- **WHAT TO DO**
Each line of the data holding "desc" should be found and copied.

- **MATERIALS PROVIDED**
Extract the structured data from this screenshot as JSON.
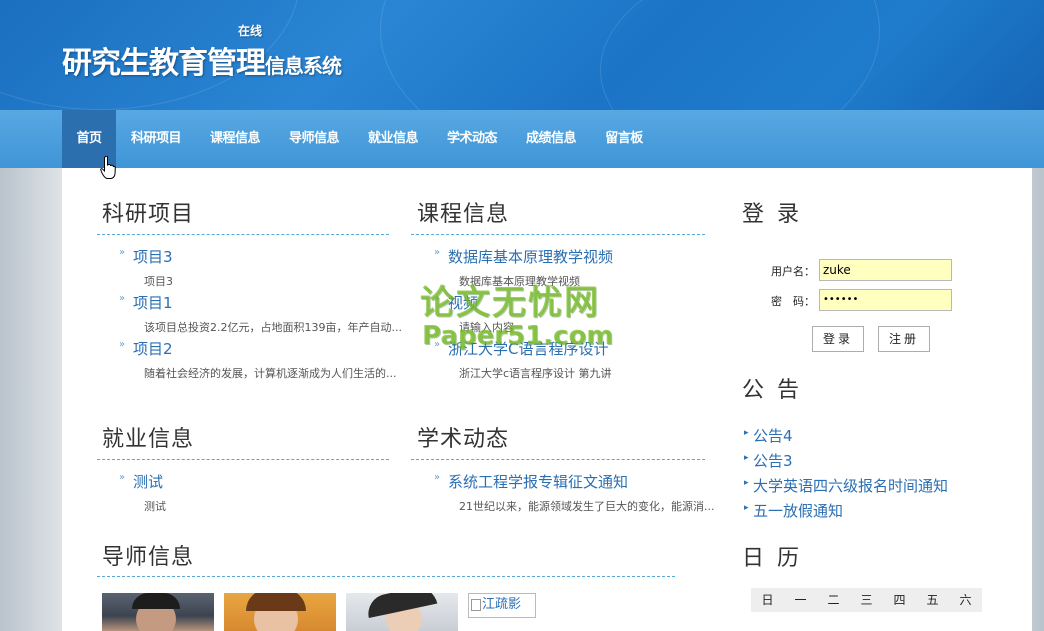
{
  "header": {
    "logo_main": "研究生教育管理",
    "logo_sub": "信息系统",
    "logo_online": "在线"
  },
  "nav": {
    "items": [
      "首页",
      "科研项目",
      "课程信息",
      "导师信息",
      "就业信息",
      "学术动态",
      "成绩信息",
      "留言板"
    ],
    "active": "首页"
  },
  "research": {
    "title": "科研项目",
    "items": [
      {
        "title": "项目3",
        "desc": "项目3"
      },
      {
        "title": "项目1",
        "desc": "该项目总投资2.2亿元，占地面积139亩，年产自动..."
      },
      {
        "title": "项目2",
        "desc": "随着社会经济的发展，计算机逐渐成为人们生活的..."
      }
    ]
  },
  "courses": {
    "title": "课程信息",
    "items": [
      {
        "title": "数据库基本原理教学视频",
        "desc": "数据库基本原理教学视频"
      },
      {
        "title": "视频",
        "desc": "请输入内容"
      },
      {
        "title": "浙江大学C语言程序设计",
        "desc": "浙江大学c语言程序设计 第九讲"
      }
    ]
  },
  "jobs": {
    "title": "就业信息",
    "items": [
      {
        "title": "测试",
        "desc": "测试"
      }
    ]
  },
  "academic": {
    "title": "学术动态",
    "items": [
      {
        "title": "系统工程学报专辑征文通知",
        "desc": "21世纪以来，能源领域发生了巨大的变化，能源消..."
      }
    ]
  },
  "tutors": {
    "title": "导师信息",
    "broken_image_alt": "江疏影"
  },
  "login": {
    "title": "登 录",
    "username_label": "用户名：",
    "username_value": "zuke",
    "password_label": "密　码：",
    "password_value": "••••••",
    "login_button": "登录",
    "register_button": "注册"
  },
  "announcements": {
    "title": "公 告",
    "items": [
      "公告4",
      "公告3",
      "大学英语四六级报名时间通知",
      "五一放假通知"
    ]
  },
  "calendar": {
    "title": "日 历",
    "weekdays": [
      "日",
      "一",
      "二",
      "三",
      "四",
      "五",
      "六"
    ]
  },
  "watermark": {
    "line1": "论文无忧网",
    "line2": "Paper51.com"
  },
  "colors": {
    "accent": "#2b6fb3",
    "nav_bg": "#4a9fdd",
    "nav_active": "#2c6fae",
    "header_bg": "#1f7ccc",
    "input_bg": "#ffffc0"
  }
}
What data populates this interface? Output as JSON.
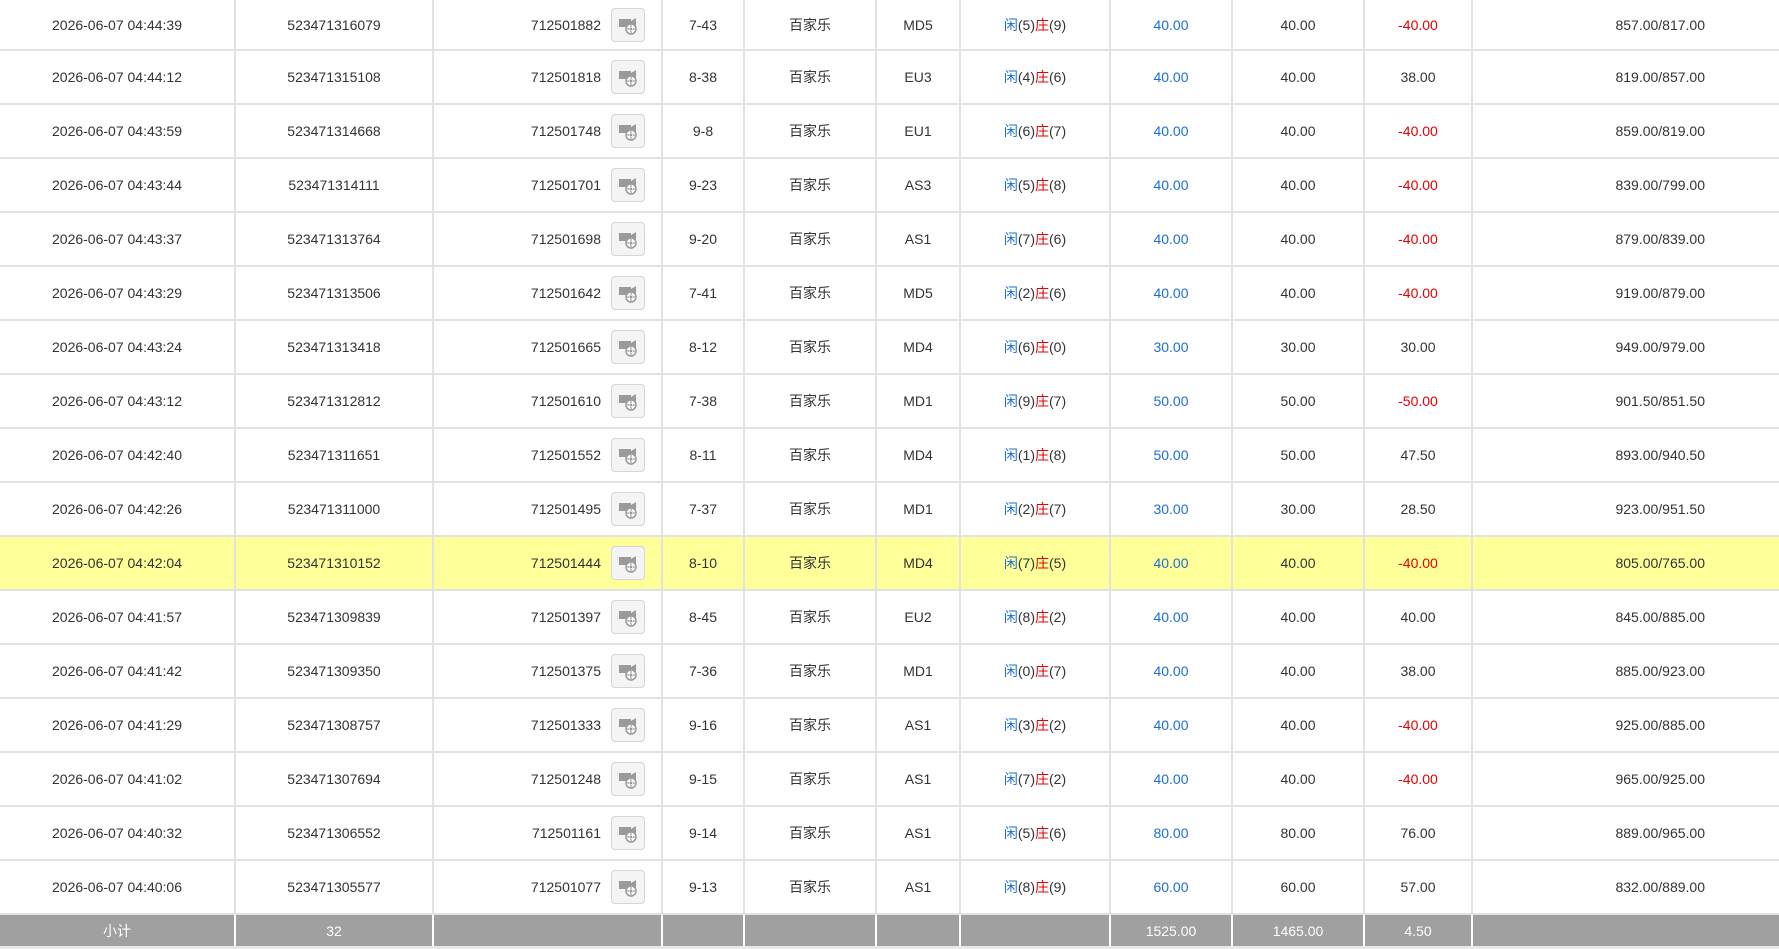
{
  "colors": {
    "accent_blue": "#1a6fd6",
    "loss_red": "#e60000",
    "highlight_row": "#ffff99",
    "total_bar": "#a0a0a0"
  },
  "labels": {
    "player": "闲",
    "banker": "庄"
  },
  "rows": [
    {
      "time": "2026-06-07 04:44:39",
      "order_id": "523471316079",
      "round_id": "712501882",
      "shoe": "7-43",
      "game": "百家乐",
      "table": "MD5",
      "player": "(5)",
      "banker": "(9)",
      "bet": "40.00",
      "valid": "40.00",
      "win": "-40.00",
      "balance": "857.00/817.00"
    },
    {
      "time": "2026-06-07 04:44:12",
      "order_id": "523471315108",
      "round_id": "712501818",
      "shoe": "8-38",
      "game": "百家乐",
      "table": "EU3",
      "player": "(4)",
      "banker": "(6)",
      "bet": "40.00",
      "valid": "40.00",
      "win": "38.00",
      "balance": "819.00/857.00"
    },
    {
      "time": "2026-06-07 04:43:59",
      "order_id": "523471314668",
      "round_id": "712501748",
      "shoe": "9-8",
      "game": "百家乐",
      "table": "EU1",
      "player": "(6)",
      "banker": "(7)",
      "bet": "40.00",
      "valid": "40.00",
      "win": "-40.00",
      "balance": "859.00/819.00"
    },
    {
      "time": "2026-06-07 04:43:44",
      "order_id": "523471314111",
      "round_id": "712501701",
      "shoe": "9-23",
      "game": "百家乐",
      "table": "AS3",
      "player": "(5)",
      "banker": "(8)",
      "bet": "40.00",
      "valid": "40.00",
      "win": "-40.00",
      "balance": "839.00/799.00"
    },
    {
      "time": "2026-06-07 04:43:37",
      "order_id": "523471313764",
      "round_id": "712501698",
      "shoe": "9-20",
      "game": "百家乐",
      "table": "AS1",
      "player": "(7)",
      "banker": "(6)",
      "bet": "40.00",
      "valid": "40.00",
      "win": "-40.00",
      "balance": "879.00/839.00"
    },
    {
      "time": "2026-06-07 04:43:29",
      "order_id": "523471313506",
      "round_id": "712501642",
      "shoe": "7-41",
      "game": "百家乐",
      "table": "MD5",
      "player": "(2)",
      "banker": "(6)",
      "bet": "40.00",
      "valid": "40.00",
      "win": "-40.00",
      "balance": "919.00/879.00"
    },
    {
      "time": "2026-06-07 04:43:24",
      "order_id": "523471313418",
      "round_id": "712501665",
      "shoe": "8-12",
      "game": "百家乐",
      "table": "MD4",
      "player": "(6)",
      "banker": "(0)",
      "bet": "30.00",
      "valid": "30.00",
      "win": "30.00",
      "balance": "949.00/979.00"
    },
    {
      "time": "2026-06-07 04:43:12",
      "order_id": "523471312812",
      "round_id": "712501610",
      "shoe": "7-38",
      "game": "百家乐",
      "table": "MD1",
      "player": "(9)",
      "banker": "(7)",
      "bet": "50.00",
      "valid": "50.00",
      "win": "-50.00",
      "balance": "901.50/851.50"
    },
    {
      "time": "2026-06-07 04:42:40",
      "order_id": "523471311651",
      "round_id": "712501552",
      "shoe": "8-11",
      "game": "百家乐",
      "table": "MD4",
      "player": "(1)",
      "banker": "(8)",
      "bet": "50.00",
      "valid": "50.00",
      "win": "47.50",
      "balance": "893.00/940.50"
    },
    {
      "time": "2026-06-07 04:42:26",
      "order_id": "523471311000",
      "round_id": "712501495",
      "shoe": "7-37",
      "game": "百家乐",
      "table": "MD1",
      "player": "(2)",
      "banker": "(7)",
      "bet": "30.00",
      "valid": "30.00",
      "win": "28.50",
      "balance": "923.00/951.50"
    },
    {
      "time": "2026-06-07 04:42:04",
      "order_id": "523471310152",
      "round_id": "712501444",
      "shoe": "8-10",
      "game": "百家乐",
      "table": "MD4",
      "player": "(7)",
      "banker": "(5)",
      "bet": "40.00",
      "valid": "40.00",
      "win": "-40.00",
      "balance": "805.00/765.00",
      "highlight": true
    },
    {
      "time": "2026-06-07 04:41:57",
      "order_id": "523471309839",
      "round_id": "712501397",
      "shoe": "8-45",
      "game": "百家乐",
      "table": "EU2",
      "player": "(8)",
      "banker": "(2)",
      "bet": "40.00",
      "valid": "40.00",
      "win": "40.00",
      "balance": "845.00/885.00"
    },
    {
      "time": "2026-06-07 04:41:42",
      "order_id": "523471309350",
      "round_id": "712501375",
      "shoe": "7-36",
      "game": "百家乐",
      "table": "MD1",
      "player": "(0)",
      "banker": "(7)",
      "bet": "40.00",
      "valid": "40.00",
      "win": "38.00",
      "balance": "885.00/923.00"
    },
    {
      "time": "2026-06-07 04:41:29",
      "order_id": "523471308757",
      "round_id": "712501333",
      "shoe": "9-16",
      "game": "百家乐",
      "table": "AS1",
      "player": "(3)",
      "banker": "(2)",
      "bet": "40.00",
      "valid": "40.00",
      "win": "-40.00",
      "balance": "925.00/885.00"
    },
    {
      "time": "2026-06-07 04:41:02",
      "order_id": "523471307694",
      "round_id": "712501248",
      "shoe": "9-15",
      "game": "百家乐",
      "table": "AS1",
      "player": "(7)",
      "banker": "(2)",
      "bet": "40.00",
      "valid": "40.00",
      "win": "-40.00",
      "balance": "965.00/925.00"
    },
    {
      "time": "2026-06-07 04:40:32",
      "order_id": "523471306552",
      "round_id": "712501161",
      "shoe": "9-14",
      "game": "百家乐",
      "table": "AS1",
      "player": "(5)",
      "banker": "(6)",
      "bet": "80.00",
      "valid": "80.00",
      "win": "76.00",
      "balance": "889.00/965.00"
    },
    {
      "time": "2026-06-07 04:40:06",
      "order_id": "523471305577",
      "round_id": "712501077",
      "shoe": "9-13",
      "game": "百家乐",
      "table": "AS1",
      "player": "(8)",
      "banker": "(9)",
      "bet": "60.00",
      "valid": "60.00",
      "win": "57.00",
      "balance": "832.00/889.00"
    }
  ],
  "totals": {
    "label": "小计",
    "count": "32",
    "bet": "1525.00",
    "valid": "1465.00",
    "win": "4.50"
  },
  "icons": {
    "replay": "video-replay-icon"
  }
}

- **RESULT OF THIS TASK**
        "desc": "项目3"
        "desc": "该项目总投资2.2亿元，占地面积139亩，年产自动..."
        "desc": "随着社会经济的发展，计算机逐渐成为人们生活的..."
        "desc": "数据库基本原理教学视频"
        "desc": "请输入内容"
        "desc": "浙江大学c语言程序设计 第九讲"
        "desc": "测试"
        "desc": "21世纪以来，能源领域发生了巨大的变化，能源消..."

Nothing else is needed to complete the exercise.